Archive for the ‘photographer’ Tag

No car, no problem.

1950's Greasemonkey

1950's Greasemonkey

I did another vintage male photoshoot on Sunday. I was really excited for this one because the model was supposed to borrow his brother-in-law’s beat-up old Cadillac. The car would have been perfect for my vintage mechanic concept.

Unfortunately, the car wound up being used by his brother-in-law at the last second so we had to improvise and use the model’s ultra modern Chevrolet instead.

My original idea for a location was also ditched once we got there and I realized it was way more ghetto than I remember it being. Contrary to popular belief, there is a big difference between a vintage-looking location and just a run-down background.

Luckily, we found a building around the corner that was perfect. It was the service entrance to a Honda dealership. There were no cameras and no street activity, so I gave it the greenlight so we setup shop.

Lighting with my small strobes was a challenge because I wanted to get a nice rim-light, but I also wanted to show the engine while also highlighting that cool gate. Once I figured out what I wanted to focus on, the rest came easy. I let the sun work as my third light, illuminating the engine just enough. I used the gate to my advantage, lighting it to provide an interesting shadow and just a little bit of bounce light for the right side of his face.

At the end of the day, we were sweaty, stinky and proud of what we had accomplished. Meanwhile, I was eyeing the abandoned warehouse across the street for a future shoot…

Erik Boker Photography


At first glance you’re disgusted and intrigued, then you it’s realize it’s a product you use everyday and … well, you just don’t know what to think now do you?

Regardless of your squeamish opinion there’s no doubt that Erik Boker is somewhat of a genius. Like Picasso, he juxtaposes things fucking with our mental expectations. Like Leonardo Da Vinci he is curious and cross-examines notions. Like Michelangelo he appreciates beauty, both natural and artificial. I may be exaggerating, but he’s got the awards to back up his ingenuity.

His portraits are also intriguing and excellently executed.
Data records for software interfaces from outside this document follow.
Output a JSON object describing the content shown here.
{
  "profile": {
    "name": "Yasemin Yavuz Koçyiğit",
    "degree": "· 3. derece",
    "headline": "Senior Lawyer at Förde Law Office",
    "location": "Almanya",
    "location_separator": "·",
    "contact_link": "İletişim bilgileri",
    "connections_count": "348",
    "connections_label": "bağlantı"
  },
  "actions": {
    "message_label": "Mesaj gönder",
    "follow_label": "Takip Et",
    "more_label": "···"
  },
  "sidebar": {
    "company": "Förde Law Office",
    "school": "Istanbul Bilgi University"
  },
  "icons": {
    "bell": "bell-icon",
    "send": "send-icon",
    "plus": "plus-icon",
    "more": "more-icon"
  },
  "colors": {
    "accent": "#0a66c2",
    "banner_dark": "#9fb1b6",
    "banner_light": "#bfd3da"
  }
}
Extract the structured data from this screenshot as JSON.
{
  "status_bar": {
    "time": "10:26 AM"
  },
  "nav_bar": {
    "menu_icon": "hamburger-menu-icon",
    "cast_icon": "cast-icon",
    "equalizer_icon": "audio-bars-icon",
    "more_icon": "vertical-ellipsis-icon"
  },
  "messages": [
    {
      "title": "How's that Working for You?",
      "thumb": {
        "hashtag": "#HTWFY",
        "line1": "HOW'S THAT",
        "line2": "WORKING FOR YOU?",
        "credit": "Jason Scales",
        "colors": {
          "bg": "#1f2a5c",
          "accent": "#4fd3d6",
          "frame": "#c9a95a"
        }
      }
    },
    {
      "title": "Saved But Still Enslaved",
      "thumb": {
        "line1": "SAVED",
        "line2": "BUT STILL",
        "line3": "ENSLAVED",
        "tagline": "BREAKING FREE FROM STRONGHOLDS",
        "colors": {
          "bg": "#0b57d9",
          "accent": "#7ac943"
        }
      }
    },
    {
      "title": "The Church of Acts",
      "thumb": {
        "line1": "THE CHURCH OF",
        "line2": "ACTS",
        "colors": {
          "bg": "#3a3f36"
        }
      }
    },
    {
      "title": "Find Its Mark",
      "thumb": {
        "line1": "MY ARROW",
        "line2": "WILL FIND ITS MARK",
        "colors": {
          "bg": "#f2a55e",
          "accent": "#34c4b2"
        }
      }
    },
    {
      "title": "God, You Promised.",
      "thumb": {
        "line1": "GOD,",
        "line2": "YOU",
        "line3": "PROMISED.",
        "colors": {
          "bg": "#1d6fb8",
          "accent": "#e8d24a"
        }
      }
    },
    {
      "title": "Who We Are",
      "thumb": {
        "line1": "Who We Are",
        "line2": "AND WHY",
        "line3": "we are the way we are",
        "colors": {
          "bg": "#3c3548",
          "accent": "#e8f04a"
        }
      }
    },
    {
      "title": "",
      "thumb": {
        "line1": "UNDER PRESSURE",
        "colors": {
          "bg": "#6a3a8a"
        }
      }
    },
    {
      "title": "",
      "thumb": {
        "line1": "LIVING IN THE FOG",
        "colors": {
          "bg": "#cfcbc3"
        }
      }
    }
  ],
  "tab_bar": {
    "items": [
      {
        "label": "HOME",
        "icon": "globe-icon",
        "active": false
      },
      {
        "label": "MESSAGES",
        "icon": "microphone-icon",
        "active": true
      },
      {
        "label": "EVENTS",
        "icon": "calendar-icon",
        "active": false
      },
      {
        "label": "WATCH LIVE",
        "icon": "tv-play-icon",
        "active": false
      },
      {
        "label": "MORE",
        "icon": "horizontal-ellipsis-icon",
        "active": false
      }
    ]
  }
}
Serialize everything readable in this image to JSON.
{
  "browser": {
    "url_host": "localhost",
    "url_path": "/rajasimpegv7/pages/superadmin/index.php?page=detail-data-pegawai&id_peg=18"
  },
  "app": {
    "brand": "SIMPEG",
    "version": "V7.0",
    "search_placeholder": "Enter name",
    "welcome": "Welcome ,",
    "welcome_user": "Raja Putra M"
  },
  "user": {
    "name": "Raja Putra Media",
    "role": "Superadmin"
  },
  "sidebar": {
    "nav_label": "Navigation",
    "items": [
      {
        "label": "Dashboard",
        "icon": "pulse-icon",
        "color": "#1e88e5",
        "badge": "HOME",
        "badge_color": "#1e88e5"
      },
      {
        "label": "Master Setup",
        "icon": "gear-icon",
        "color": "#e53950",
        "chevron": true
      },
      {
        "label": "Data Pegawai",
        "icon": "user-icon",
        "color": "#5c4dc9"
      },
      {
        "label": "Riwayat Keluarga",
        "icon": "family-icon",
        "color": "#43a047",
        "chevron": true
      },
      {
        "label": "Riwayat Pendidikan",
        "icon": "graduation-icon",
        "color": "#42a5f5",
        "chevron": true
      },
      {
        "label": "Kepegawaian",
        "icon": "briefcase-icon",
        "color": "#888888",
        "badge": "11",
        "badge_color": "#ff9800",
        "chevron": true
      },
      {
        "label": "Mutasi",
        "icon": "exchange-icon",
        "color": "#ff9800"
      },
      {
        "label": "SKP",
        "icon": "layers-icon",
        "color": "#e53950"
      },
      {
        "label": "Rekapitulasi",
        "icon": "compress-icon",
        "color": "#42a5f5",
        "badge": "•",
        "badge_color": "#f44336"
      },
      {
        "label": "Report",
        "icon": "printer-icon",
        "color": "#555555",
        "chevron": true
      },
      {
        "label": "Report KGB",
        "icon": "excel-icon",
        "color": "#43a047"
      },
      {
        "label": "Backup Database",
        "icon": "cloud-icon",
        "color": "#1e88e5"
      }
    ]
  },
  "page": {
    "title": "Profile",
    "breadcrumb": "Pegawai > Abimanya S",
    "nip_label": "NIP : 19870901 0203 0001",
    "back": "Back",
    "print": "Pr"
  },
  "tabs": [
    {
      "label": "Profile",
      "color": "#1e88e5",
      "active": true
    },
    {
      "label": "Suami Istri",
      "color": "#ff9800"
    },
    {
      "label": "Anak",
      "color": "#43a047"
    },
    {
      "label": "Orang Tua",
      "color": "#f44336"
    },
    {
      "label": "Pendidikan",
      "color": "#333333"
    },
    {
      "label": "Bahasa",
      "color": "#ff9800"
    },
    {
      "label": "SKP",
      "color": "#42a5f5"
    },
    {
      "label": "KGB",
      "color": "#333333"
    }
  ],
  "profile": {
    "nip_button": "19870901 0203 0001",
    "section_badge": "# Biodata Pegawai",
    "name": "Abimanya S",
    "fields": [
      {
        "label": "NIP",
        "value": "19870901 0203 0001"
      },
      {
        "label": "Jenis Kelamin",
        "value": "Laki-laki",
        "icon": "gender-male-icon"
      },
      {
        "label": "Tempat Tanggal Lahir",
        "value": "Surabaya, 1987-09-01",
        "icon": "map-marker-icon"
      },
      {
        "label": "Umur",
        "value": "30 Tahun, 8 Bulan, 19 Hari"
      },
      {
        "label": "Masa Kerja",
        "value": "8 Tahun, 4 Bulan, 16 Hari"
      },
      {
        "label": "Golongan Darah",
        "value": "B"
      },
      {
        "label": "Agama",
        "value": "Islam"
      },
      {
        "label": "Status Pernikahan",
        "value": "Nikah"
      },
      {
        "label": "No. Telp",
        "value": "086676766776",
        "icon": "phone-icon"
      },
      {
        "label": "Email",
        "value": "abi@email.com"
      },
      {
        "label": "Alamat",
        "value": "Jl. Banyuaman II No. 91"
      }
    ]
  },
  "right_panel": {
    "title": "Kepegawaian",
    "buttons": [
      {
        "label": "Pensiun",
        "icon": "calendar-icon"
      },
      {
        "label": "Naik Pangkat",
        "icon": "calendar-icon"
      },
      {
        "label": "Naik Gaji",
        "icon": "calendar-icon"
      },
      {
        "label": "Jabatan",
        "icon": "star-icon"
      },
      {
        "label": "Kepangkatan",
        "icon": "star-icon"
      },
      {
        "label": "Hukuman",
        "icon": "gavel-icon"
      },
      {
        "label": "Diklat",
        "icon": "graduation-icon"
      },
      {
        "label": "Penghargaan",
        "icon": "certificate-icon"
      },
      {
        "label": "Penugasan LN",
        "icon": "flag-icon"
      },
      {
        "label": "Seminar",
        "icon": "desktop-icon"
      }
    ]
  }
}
He manages to capture the essence of his subjects, and he makes it seems so effortless.

Indulge in his work, it will inspire you.